# Data records
============

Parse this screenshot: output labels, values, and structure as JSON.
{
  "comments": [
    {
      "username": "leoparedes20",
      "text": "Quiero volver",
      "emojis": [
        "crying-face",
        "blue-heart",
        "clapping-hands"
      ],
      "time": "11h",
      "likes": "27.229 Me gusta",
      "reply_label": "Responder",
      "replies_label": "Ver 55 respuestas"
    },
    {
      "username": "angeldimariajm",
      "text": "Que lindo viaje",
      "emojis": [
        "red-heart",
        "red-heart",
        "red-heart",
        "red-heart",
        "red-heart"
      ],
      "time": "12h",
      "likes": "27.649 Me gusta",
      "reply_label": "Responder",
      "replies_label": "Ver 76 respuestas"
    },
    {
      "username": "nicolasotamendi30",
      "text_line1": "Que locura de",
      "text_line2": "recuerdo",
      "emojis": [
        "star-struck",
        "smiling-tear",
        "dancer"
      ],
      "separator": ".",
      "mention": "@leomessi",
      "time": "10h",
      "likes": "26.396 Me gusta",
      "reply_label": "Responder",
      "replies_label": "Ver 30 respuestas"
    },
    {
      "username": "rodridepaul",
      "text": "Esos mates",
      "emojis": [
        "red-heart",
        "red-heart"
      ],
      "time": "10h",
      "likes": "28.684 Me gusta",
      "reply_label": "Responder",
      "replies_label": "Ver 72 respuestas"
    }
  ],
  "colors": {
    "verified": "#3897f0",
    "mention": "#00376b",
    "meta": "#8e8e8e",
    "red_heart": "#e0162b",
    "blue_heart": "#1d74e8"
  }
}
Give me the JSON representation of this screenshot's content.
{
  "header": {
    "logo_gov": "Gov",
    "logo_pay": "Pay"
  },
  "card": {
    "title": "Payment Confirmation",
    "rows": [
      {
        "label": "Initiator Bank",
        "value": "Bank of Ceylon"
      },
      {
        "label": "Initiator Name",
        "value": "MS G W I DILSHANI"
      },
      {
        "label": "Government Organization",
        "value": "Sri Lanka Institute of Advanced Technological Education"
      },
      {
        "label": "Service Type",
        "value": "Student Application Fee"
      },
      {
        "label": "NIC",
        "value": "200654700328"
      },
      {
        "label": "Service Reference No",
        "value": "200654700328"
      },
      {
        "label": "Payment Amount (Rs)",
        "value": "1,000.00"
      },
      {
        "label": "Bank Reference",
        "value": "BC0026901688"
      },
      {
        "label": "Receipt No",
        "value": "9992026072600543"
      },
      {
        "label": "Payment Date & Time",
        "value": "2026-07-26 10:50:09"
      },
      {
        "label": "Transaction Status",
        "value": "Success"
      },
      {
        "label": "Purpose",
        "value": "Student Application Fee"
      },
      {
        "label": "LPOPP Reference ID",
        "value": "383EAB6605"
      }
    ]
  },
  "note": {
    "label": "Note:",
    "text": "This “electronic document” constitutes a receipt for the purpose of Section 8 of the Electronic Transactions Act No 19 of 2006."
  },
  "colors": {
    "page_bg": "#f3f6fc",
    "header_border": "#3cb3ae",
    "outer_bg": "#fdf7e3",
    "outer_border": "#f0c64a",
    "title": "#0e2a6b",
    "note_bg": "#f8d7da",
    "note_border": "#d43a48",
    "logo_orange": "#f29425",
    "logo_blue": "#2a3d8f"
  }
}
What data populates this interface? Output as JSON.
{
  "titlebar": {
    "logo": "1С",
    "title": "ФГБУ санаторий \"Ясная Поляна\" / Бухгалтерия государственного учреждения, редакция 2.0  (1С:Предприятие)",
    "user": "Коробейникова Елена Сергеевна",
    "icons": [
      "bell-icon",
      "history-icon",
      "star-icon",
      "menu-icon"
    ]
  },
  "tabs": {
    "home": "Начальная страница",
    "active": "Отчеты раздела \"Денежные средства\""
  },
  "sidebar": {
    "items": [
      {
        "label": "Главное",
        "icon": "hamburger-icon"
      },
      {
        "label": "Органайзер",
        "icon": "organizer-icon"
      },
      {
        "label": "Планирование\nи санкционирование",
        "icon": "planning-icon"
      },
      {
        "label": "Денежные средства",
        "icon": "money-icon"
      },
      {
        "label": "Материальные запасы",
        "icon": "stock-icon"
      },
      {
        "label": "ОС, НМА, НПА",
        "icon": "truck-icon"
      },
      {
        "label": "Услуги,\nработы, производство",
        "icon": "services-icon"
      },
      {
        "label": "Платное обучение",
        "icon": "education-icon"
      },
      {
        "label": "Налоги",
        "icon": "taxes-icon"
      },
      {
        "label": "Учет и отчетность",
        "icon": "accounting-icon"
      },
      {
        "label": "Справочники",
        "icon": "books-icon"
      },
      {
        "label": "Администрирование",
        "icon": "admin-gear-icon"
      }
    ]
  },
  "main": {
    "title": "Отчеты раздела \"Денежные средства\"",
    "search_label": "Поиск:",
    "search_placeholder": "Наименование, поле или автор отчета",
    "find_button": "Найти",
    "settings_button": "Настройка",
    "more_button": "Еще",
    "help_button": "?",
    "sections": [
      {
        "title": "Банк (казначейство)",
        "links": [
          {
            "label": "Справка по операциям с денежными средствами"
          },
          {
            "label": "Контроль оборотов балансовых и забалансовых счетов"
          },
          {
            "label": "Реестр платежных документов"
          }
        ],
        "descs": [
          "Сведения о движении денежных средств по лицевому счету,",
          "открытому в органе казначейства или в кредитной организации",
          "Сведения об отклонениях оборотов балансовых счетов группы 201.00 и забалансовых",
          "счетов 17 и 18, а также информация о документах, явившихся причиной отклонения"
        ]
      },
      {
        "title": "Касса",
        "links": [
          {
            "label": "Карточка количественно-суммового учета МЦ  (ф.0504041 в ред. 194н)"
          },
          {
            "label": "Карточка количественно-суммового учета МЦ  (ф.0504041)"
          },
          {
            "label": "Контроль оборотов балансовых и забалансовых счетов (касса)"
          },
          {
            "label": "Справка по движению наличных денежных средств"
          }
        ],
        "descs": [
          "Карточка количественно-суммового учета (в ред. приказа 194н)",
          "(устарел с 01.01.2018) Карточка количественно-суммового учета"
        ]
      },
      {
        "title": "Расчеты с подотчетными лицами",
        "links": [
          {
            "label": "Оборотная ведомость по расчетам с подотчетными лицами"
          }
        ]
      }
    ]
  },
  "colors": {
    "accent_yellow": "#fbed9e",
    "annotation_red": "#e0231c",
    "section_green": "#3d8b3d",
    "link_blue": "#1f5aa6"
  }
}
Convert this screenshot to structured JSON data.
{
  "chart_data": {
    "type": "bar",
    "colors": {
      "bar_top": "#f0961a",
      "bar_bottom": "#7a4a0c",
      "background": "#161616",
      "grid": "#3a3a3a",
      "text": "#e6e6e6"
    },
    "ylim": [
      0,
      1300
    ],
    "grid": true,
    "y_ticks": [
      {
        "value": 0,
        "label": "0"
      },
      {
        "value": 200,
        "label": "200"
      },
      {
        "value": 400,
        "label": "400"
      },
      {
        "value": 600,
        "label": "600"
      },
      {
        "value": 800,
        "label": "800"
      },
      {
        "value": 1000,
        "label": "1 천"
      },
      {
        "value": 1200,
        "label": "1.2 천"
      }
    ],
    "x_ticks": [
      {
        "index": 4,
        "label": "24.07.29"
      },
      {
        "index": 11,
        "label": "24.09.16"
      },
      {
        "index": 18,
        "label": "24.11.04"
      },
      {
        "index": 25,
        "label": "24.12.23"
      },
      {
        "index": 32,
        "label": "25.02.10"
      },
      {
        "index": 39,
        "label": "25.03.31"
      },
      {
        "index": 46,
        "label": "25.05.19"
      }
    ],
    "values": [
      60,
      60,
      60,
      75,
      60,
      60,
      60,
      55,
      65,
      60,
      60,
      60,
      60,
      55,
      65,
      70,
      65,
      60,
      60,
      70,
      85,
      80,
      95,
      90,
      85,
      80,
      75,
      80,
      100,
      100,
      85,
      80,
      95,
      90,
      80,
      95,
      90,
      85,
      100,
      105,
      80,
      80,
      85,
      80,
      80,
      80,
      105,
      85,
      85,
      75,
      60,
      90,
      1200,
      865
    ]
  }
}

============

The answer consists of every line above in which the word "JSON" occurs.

# TASK SOLUTION
Parse this screenshot: output labels, values, and structure as JSON.
Give me the JSON representation of this screenshot's content.
What data populates this interface? Output as JSON.
Convert this screenshot to structured JSON data.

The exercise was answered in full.